## Study material
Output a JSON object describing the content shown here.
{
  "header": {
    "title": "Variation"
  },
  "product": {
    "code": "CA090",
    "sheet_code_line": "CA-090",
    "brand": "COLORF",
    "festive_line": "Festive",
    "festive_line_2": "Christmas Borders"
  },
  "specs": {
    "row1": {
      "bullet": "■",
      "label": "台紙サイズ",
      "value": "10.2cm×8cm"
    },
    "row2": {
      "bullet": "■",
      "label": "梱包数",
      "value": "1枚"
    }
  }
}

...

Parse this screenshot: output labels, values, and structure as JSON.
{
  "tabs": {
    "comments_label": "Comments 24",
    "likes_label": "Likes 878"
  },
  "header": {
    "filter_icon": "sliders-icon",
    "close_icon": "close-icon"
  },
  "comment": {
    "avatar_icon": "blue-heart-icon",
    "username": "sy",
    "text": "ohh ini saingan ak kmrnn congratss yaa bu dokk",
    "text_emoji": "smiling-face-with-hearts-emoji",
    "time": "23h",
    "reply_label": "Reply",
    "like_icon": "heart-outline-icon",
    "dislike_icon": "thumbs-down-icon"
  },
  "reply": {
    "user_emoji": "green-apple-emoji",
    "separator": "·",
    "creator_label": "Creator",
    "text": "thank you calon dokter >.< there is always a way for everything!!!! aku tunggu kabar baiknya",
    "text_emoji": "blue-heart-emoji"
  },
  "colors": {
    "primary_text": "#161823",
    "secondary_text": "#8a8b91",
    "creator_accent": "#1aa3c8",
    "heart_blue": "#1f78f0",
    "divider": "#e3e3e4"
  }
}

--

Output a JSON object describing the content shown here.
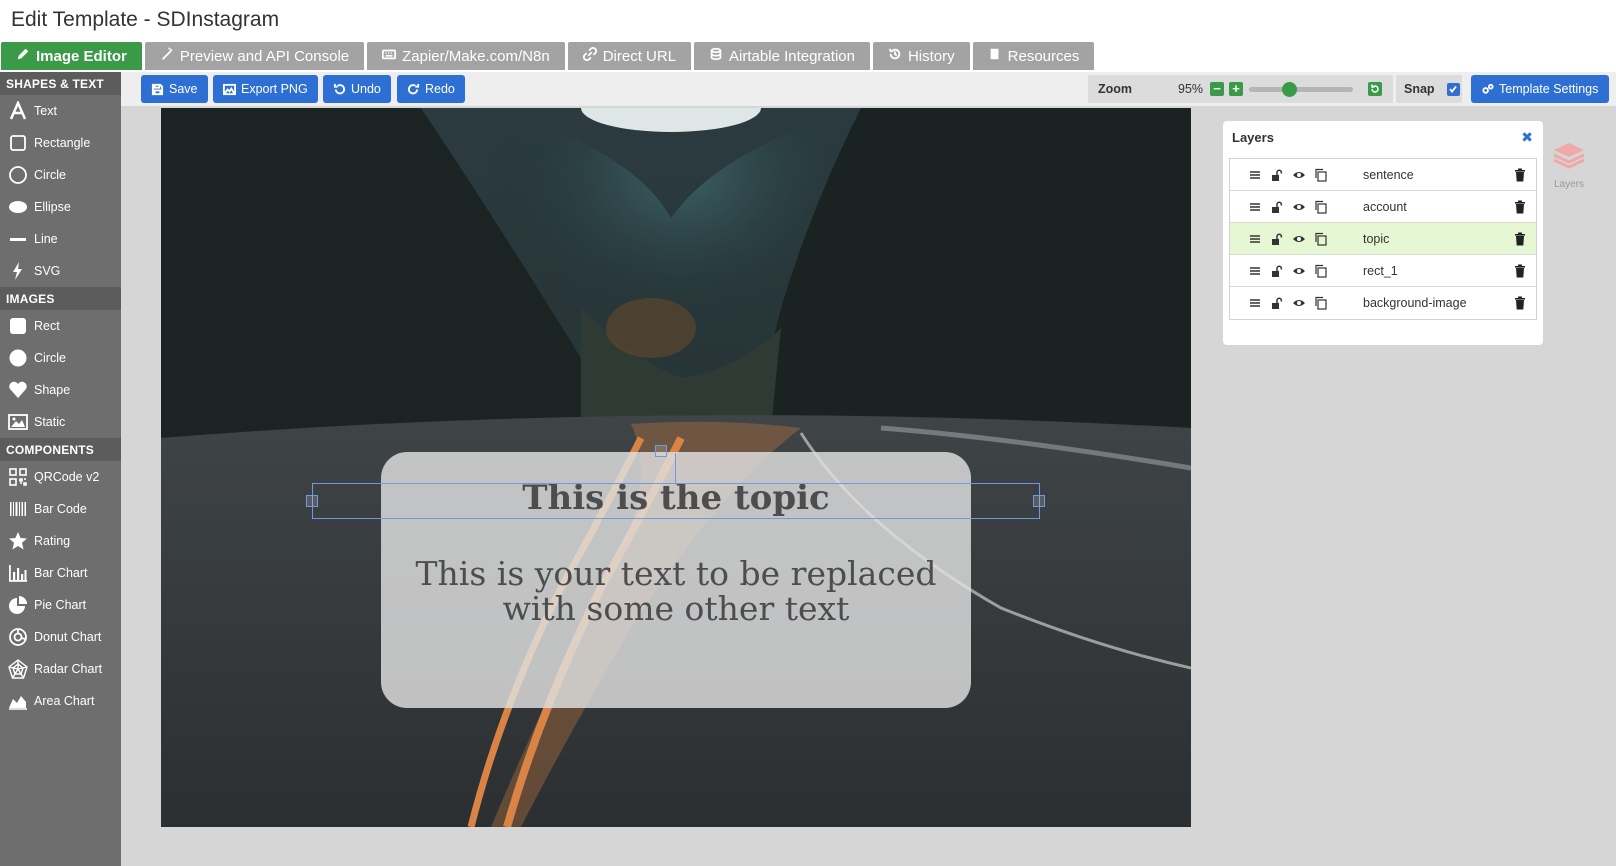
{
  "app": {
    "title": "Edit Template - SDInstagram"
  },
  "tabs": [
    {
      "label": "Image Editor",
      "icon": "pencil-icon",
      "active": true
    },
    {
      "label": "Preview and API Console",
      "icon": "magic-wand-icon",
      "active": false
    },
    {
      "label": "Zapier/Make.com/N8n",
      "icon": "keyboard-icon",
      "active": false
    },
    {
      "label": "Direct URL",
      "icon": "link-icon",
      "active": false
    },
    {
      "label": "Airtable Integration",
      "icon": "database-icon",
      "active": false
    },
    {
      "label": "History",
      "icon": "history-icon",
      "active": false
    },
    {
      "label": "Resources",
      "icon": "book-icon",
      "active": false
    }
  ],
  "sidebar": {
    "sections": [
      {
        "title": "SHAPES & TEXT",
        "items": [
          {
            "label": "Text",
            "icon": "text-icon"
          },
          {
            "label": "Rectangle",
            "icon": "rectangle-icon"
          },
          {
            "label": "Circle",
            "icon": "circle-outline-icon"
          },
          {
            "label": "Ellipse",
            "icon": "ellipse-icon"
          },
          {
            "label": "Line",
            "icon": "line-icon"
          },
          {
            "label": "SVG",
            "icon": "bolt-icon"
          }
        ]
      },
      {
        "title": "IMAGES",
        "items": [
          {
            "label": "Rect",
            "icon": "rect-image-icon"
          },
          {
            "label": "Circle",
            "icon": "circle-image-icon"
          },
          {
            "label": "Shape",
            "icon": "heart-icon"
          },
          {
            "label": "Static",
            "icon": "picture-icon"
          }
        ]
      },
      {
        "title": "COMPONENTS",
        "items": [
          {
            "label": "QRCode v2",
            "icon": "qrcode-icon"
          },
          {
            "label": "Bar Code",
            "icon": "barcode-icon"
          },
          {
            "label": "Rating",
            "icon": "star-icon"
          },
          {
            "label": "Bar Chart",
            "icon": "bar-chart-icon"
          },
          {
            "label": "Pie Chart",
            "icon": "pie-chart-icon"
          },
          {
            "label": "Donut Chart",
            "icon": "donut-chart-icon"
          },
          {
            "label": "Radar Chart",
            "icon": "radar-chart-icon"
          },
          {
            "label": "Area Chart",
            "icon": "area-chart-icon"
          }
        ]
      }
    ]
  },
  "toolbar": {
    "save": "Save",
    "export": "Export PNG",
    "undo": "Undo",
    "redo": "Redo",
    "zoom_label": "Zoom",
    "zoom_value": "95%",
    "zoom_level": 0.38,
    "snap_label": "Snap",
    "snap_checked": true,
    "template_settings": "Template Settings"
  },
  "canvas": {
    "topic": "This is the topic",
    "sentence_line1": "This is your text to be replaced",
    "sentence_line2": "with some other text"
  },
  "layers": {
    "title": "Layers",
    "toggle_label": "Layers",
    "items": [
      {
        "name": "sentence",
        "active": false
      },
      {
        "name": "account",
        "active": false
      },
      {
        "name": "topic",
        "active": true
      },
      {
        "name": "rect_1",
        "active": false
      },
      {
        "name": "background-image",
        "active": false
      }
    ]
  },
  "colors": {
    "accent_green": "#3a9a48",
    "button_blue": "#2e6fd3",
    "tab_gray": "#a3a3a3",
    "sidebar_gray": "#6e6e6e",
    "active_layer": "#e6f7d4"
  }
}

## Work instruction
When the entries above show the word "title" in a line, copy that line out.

## Completed exercise
    "title": "Variation"
    "title": "Edit Template - SDInstagram"
        "title": "SHAPES & TEXT",
        "title": "IMAGES",
        "title": "COMPONENTS",
    "title": "Layers",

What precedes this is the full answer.